What you will do> Track down each line below containing the string "Windows" and copy it.

Records supplied>
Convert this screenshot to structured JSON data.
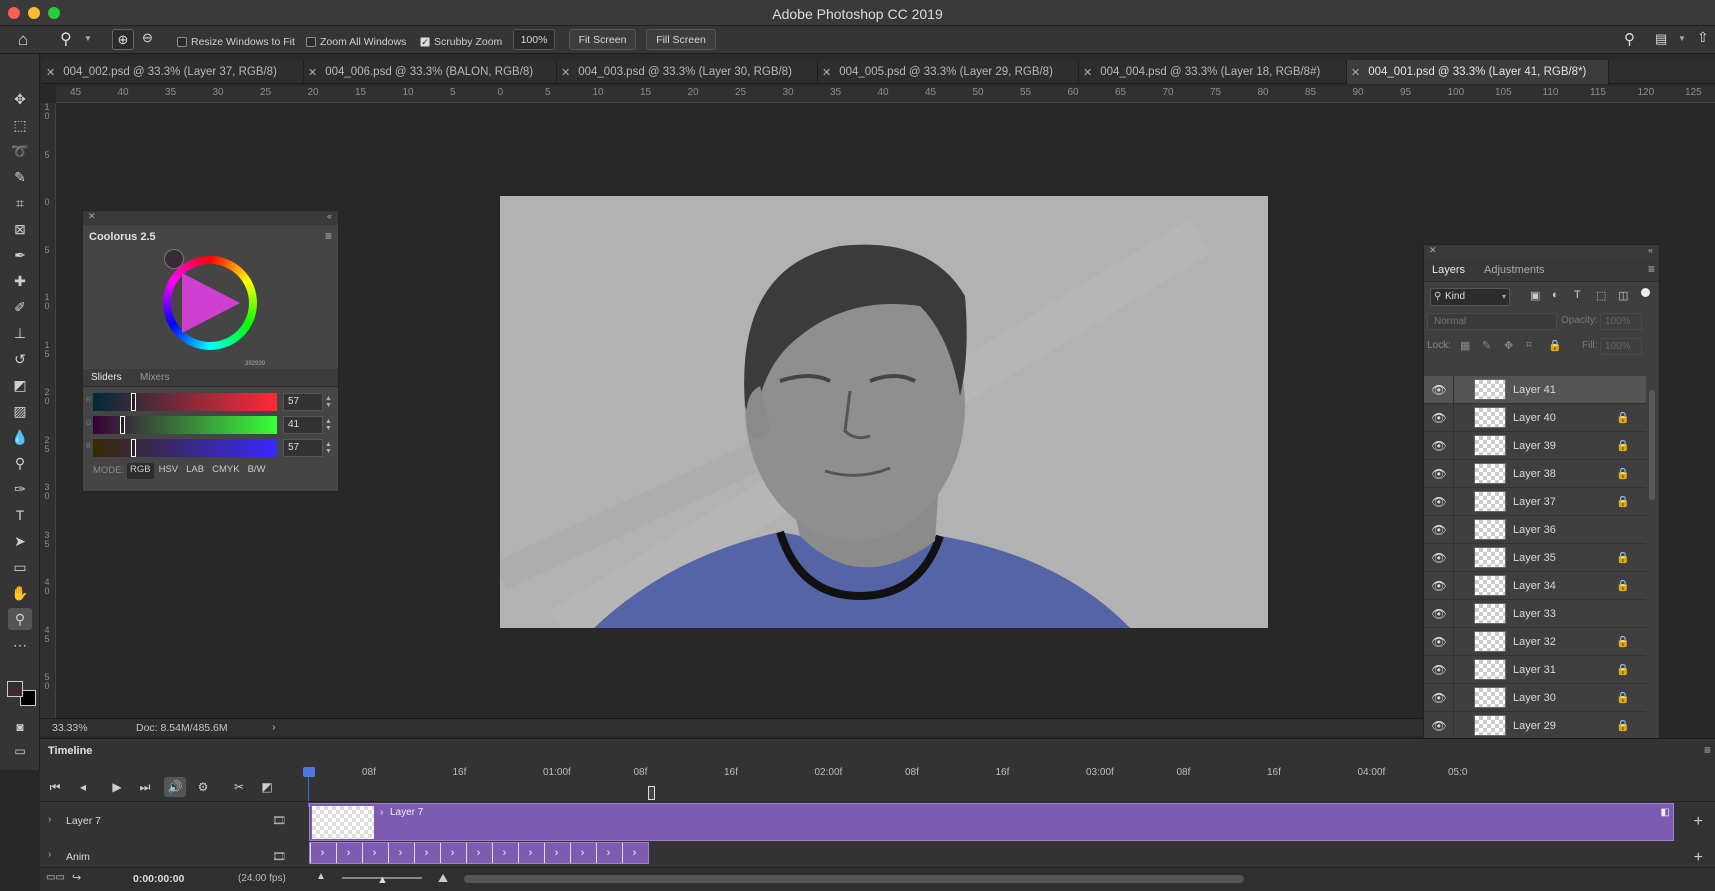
{
  "app": {
    "title": "Adobe Photoshop CC 2019"
  },
  "options": {
    "resize_windows": "Resize Windows to Fit",
    "zoom_all": "Zoom All Windows",
    "scrubby": "Scrubby Zoom",
    "zoom_value": "100%",
    "fit_screen": "Fit Screen",
    "fill_screen": "Fill Screen"
  },
  "tabs": [
    {
      "label": "004_002.psd @ 33.3% (Layer 37, RGB/8)"
    },
    {
      "label": "004_006.psd @ 33.3% (BALON, RGB/8)"
    },
    {
      "label": "004_003.psd @ 33.3% (Layer 30, RGB/8)"
    },
    {
      "label": "004_005.psd @ 33.3% (Layer 29, RGB/8)"
    },
    {
      "label": "004_004.psd @ 33.3% (Layer 18, RGB/8#)"
    },
    {
      "label": "004_001.psd @ 33.3% (Layer 41, RGB/8*)"
    }
  ],
  "ruler": {
    "h": [
      "45",
      "40",
      "35",
      "30",
      "25",
      "20",
      "15",
      "10",
      "5",
      "0",
      "5",
      "10",
      "15",
      "20",
      "25",
      "30",
      "35",
      "40",
      "45",
      "50",
      "55",
      "60",
      "65",
      "70",
      "75",
      "80",
      "85",
      "90",
      "95",
      "100",
      "105",
      "110",
      "115",
      "120",
      "125"
    ],
    "v": [
      "1 0",
      "5",
      "0",
      "5",
      "1 0",
      "1 5",
      "2 0",
      "2 5",
      "3 0",
      "3 5",
      "4 0",
      "4 5",
      "5 0"
    ]
  },
  "colour_panel": {
    "title": "Coolorus 2.5",
    "tab_sliders": "Sliders",
    "tab_mixers": "Mixers",
    "hex": "392939",
    "sliders": [
      {
        "ch": "R",
        "value": "57",
        "level": 0.22
      },
      {
        "ch": "G",
        "value": "41",
        "level": 0.16
      },
      {
        "ch": "B",
        "value": "57",
        "level": 0.22
      }
    ],
    "mode_label": "MODE:",
    "modes": [
      "RGB",
      "HSV",
      "LAB",
      "CMYK",
      "B/W"
    ],
    "current_color": "#392939"
  },
  "layers_panel": {
    "tab_layers": "Layers",
    "tab_adjustments": "Adjustments",
    "filter": "Kind",
    "blend": "Normal",
    "opacity_label": "Opacity:",
    "opacity_value": "100%",
    "lock_label": "Lock:",
    "fill_label": "Fill:",
    "fill_value": "100%",
    "layers": [
      {
        "name": "Layer 41",
        "locked": false,
        "selected": true
      },
      {
        "name": "Layer 40",
        "locked": true
      },
      {
        "name": "Layer 39",
        "locked": true
      },
      {
        "name": "Layer 38",
        "locked": true
      },
      {
        "name": "Layer 37",
        "locked": true
      },
      {
        "name": "Layer 36",
        "locked": false
      },
      {
        "name": "Layer 35",
        "locked": true
      },
      {
        "name": "Layer 34",
        "locked": true
      },
      {
        "name": "Layer 33",
        "locked": false
      },
      {
        "name": "Layer 32",
        "locked": true
      },
      {
        "name": "Layer 31",
        "locked": true
      },
      {
        "name": "Layer 30",
        "locked": true
      },
      {
        "name": "Layer 29",
        "locked": true
      }
    ]
  },
  "status": {
    "zoom": "33.33%",
    "doc": "Doc: 8.54M/485.6M"
  },
  "timeline": {
    "title": "Timeline",
    "ticks": [
      "08f",
      "16f",
      "01:00f",
      "08f",
      "16f",
      "02:00f",
      "08f",
      "16f",
      "03:00f",
      "08f",
      "16f",
      "04:00f",
      "05:0"
    ],
    "track1": "Layer 7",
    "clip_label": "Layer 7",
    "track2": "Anim",
    "timecode": "0:00:00:00",
    "fps": "(24.00 fps)"
  }
}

Task output>
    "resize_windows": "Resize Windows to Fit",
    "zoom_all": "Zoom All Windows",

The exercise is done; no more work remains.